---- Given data
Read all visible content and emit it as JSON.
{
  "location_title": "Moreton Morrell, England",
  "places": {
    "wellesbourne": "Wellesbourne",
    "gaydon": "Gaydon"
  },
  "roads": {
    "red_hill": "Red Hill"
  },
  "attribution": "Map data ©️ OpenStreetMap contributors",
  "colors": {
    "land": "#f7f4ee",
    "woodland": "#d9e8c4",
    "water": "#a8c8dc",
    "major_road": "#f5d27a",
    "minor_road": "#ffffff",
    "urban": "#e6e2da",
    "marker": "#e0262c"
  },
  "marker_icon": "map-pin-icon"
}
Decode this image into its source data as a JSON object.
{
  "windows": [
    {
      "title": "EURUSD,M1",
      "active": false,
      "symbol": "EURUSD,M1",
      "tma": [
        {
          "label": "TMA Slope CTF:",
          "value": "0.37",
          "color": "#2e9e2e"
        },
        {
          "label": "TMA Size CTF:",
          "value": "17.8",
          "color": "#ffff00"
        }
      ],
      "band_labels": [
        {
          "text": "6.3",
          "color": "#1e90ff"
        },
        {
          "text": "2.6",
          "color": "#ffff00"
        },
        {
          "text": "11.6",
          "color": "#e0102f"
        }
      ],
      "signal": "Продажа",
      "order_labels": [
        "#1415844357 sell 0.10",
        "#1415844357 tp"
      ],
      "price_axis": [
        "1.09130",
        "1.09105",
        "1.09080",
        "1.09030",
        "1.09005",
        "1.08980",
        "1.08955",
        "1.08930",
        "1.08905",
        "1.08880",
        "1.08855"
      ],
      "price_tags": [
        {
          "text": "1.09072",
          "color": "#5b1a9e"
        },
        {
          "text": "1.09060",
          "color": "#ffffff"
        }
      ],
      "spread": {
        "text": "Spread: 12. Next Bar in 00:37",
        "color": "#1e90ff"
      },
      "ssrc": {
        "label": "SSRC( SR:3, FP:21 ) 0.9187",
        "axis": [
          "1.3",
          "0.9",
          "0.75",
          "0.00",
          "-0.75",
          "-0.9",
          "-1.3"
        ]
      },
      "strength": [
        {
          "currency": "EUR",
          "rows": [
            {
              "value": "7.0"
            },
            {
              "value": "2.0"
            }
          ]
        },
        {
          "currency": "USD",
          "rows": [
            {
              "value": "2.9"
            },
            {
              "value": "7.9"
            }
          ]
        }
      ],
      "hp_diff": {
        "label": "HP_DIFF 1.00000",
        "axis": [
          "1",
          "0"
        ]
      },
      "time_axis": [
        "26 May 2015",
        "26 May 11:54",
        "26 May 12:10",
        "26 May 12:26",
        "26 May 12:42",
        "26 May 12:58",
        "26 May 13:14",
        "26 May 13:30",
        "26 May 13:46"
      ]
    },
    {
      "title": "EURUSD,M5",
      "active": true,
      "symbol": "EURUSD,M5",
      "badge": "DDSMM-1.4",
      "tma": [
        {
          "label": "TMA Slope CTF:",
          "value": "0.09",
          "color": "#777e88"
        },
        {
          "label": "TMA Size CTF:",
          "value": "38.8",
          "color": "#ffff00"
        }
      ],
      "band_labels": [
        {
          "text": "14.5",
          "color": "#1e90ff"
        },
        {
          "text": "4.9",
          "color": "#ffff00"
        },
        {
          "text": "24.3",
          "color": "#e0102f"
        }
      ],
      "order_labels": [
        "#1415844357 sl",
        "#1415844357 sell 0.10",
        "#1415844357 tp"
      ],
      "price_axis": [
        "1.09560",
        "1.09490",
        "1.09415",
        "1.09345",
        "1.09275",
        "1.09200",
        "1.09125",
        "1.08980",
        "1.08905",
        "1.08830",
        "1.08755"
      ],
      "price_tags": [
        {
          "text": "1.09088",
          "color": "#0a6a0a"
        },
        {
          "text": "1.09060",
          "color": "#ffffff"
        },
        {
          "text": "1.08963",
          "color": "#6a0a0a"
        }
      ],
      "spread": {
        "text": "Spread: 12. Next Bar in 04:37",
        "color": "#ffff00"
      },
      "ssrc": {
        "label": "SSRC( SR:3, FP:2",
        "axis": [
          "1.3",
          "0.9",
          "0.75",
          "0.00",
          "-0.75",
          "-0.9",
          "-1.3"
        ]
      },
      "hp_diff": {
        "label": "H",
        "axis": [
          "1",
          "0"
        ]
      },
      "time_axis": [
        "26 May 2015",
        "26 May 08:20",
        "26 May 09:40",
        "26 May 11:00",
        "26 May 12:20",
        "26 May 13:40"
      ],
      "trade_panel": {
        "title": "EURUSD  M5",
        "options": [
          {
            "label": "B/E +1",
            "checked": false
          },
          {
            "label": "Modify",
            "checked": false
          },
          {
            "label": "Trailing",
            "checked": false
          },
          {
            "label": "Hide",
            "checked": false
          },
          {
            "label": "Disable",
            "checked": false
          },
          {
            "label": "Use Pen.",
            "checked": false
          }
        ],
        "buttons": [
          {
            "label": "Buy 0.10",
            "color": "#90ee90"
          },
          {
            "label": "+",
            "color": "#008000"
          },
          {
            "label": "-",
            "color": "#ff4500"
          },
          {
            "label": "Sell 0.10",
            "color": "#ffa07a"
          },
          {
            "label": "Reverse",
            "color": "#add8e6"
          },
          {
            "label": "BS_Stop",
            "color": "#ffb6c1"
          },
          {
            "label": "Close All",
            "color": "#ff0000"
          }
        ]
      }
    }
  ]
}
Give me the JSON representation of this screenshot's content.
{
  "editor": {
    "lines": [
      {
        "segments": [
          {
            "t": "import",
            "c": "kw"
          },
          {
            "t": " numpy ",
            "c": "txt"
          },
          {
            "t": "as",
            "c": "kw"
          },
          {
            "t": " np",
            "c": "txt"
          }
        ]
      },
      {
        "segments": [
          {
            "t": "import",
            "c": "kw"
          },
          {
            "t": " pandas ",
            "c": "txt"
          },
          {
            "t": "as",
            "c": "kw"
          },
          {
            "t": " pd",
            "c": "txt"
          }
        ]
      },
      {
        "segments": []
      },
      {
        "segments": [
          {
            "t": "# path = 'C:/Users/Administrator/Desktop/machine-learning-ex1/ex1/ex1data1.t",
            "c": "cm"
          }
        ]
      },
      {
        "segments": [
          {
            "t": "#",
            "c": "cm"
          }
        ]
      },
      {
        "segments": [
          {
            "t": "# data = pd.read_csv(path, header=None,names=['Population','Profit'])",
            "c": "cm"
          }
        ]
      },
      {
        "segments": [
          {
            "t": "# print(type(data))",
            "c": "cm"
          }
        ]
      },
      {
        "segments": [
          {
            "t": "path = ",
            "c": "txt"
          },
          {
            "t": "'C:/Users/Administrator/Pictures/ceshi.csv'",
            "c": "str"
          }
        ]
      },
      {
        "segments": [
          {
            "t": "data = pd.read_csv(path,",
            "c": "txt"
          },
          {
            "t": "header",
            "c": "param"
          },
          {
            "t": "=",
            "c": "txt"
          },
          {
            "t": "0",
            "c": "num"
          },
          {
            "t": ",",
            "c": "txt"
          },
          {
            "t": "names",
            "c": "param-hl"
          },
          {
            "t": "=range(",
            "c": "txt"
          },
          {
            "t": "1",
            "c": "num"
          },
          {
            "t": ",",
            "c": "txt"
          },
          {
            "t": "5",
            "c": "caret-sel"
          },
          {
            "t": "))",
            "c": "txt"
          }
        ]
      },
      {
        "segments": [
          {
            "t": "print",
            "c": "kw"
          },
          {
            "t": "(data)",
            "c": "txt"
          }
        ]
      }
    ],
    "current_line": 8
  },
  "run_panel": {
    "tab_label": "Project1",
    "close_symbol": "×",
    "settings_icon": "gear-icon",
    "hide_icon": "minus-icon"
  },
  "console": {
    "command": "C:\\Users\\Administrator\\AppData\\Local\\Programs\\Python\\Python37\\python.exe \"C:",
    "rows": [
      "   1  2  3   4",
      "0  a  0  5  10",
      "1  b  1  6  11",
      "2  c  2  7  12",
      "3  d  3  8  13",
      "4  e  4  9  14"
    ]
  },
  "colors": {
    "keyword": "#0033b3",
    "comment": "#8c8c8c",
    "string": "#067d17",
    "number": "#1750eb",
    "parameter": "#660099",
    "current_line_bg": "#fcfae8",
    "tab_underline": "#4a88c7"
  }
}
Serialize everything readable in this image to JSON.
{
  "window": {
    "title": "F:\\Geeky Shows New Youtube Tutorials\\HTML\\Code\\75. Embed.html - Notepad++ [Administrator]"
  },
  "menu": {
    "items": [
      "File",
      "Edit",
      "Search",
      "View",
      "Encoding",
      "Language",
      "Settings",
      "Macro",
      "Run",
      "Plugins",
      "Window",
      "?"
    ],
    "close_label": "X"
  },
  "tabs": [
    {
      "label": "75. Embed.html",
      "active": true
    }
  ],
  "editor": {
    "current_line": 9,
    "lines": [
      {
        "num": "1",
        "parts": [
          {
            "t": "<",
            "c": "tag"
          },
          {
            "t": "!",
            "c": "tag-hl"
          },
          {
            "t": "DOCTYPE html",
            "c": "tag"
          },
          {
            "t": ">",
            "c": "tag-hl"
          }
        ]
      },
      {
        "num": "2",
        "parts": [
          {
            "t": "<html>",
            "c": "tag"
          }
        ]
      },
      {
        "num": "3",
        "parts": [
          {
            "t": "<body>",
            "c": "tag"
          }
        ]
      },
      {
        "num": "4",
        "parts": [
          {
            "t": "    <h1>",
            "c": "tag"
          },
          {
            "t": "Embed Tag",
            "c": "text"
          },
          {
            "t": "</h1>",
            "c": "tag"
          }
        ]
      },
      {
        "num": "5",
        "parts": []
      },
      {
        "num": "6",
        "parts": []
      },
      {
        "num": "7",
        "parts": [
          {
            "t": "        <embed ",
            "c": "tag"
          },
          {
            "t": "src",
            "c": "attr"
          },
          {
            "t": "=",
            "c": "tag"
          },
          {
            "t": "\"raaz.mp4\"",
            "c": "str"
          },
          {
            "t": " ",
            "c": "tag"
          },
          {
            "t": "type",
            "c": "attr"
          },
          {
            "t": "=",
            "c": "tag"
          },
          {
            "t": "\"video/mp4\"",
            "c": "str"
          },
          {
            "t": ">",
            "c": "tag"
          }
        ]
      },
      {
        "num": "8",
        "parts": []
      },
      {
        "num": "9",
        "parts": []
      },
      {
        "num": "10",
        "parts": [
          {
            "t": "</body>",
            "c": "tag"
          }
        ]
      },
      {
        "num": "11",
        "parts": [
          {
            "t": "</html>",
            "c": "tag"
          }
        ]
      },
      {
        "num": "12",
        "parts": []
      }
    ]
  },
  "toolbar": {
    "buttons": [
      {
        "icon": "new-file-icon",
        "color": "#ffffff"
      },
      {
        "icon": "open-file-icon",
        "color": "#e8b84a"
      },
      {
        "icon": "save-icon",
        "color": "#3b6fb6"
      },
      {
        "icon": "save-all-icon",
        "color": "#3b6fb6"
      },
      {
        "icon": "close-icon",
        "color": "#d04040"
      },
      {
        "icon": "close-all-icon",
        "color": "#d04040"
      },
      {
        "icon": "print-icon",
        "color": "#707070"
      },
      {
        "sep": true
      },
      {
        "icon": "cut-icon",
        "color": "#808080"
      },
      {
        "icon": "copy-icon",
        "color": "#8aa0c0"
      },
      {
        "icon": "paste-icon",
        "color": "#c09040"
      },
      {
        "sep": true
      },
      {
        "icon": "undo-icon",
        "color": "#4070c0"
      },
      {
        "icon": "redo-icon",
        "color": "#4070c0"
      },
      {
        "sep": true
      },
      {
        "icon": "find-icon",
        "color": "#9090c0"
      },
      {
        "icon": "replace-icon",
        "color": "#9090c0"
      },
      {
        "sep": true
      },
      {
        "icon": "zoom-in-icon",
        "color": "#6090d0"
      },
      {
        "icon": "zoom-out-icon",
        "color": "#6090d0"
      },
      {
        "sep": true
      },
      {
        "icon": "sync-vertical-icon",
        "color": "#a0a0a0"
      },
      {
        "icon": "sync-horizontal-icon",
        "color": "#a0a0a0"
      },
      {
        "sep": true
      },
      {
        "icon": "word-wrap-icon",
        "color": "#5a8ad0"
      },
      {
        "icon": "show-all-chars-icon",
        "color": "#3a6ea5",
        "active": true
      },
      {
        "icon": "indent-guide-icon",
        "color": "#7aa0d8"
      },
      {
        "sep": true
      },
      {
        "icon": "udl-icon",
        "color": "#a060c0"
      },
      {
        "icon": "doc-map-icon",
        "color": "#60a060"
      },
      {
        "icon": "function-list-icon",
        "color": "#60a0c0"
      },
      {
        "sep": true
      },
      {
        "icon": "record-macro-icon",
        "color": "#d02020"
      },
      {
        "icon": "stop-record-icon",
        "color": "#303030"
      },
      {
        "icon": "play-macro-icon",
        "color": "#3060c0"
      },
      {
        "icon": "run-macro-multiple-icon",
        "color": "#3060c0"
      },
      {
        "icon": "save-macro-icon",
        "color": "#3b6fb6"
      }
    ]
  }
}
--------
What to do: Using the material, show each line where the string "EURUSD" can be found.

Expected answer:
      "title": "EURUSD,M1",
      "symbol": "EURUSD,M1",
      "title": "EURUSD,M5",
      "symbol": "EURUSD,M5",
        "title": "EURUSD  M5",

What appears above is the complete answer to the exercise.